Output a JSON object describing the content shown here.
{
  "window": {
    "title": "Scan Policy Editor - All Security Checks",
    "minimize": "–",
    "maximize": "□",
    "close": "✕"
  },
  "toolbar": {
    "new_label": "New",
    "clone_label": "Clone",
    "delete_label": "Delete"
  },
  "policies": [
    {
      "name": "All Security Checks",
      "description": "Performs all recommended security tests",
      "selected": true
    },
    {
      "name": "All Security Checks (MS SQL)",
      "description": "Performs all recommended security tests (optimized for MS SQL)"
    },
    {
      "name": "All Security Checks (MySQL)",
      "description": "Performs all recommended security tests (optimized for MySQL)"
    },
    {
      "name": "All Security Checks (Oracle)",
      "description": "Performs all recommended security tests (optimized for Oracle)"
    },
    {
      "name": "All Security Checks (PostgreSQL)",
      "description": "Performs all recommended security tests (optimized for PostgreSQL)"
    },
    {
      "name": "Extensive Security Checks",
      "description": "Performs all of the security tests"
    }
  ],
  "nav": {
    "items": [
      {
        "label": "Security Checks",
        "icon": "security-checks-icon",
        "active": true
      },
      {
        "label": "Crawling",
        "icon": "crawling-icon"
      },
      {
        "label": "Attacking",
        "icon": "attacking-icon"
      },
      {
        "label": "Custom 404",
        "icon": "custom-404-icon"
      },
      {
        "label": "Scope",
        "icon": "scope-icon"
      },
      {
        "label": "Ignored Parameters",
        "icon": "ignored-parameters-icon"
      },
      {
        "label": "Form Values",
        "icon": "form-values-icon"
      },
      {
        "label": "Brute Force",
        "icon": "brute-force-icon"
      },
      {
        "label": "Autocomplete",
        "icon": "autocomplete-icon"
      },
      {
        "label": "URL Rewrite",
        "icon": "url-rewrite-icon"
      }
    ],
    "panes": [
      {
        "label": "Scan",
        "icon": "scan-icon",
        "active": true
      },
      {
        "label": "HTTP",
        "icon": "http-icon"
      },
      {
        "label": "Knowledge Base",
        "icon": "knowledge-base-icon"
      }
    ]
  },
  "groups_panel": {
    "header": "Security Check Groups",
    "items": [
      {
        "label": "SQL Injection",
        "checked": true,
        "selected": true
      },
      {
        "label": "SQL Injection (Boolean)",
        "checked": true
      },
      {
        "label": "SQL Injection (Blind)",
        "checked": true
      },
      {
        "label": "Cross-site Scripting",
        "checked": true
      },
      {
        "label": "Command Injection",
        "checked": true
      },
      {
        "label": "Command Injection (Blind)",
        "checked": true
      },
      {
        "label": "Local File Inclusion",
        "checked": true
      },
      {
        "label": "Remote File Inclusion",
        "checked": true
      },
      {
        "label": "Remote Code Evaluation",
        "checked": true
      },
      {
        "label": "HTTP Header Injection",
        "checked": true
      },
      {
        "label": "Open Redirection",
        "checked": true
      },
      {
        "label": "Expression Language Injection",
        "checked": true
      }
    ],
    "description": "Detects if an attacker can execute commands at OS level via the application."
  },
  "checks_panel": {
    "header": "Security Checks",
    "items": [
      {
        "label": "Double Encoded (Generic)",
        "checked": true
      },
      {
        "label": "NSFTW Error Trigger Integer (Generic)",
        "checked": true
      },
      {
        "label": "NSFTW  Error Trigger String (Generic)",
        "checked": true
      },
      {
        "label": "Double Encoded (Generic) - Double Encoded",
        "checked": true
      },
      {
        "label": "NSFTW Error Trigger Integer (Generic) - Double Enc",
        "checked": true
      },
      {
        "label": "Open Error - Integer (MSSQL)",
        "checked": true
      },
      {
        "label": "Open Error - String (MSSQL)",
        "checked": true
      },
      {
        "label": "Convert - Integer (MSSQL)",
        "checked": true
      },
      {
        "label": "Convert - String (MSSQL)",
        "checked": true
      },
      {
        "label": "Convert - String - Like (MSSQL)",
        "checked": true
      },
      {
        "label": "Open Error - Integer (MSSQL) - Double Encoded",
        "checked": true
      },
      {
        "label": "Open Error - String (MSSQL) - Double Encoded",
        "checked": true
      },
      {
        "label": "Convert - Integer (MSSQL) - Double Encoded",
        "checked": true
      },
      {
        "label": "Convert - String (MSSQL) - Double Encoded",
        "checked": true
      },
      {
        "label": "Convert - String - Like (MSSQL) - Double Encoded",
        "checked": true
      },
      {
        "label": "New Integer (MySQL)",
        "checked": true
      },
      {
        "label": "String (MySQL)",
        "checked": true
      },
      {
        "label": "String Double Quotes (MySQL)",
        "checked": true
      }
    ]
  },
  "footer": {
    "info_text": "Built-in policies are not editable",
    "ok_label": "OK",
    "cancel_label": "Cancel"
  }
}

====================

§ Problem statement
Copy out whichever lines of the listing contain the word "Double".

§ Answer area
        "label": "Double Encoded (Generic)",
        "label": "Double Encoded (Generic) - Double Encoded",
        "label": "NSFTW Error Trigger Integer (Generic) - Double Enc",
        "label": "Open Error - Integer (MSSQL) - Double Encoded",
        "label": "Open Error - String (MSSQL) - Double Encoded",
        "label": "Convert - Integer (MSSQL) - Double Encoded",
        "label": "Convert - String (MSSQL) - Double Encoded",
        "label": "Convert - String - Like (MSSQL) - Double Encoded",
        "label": "String Double Quotes (MySQL)",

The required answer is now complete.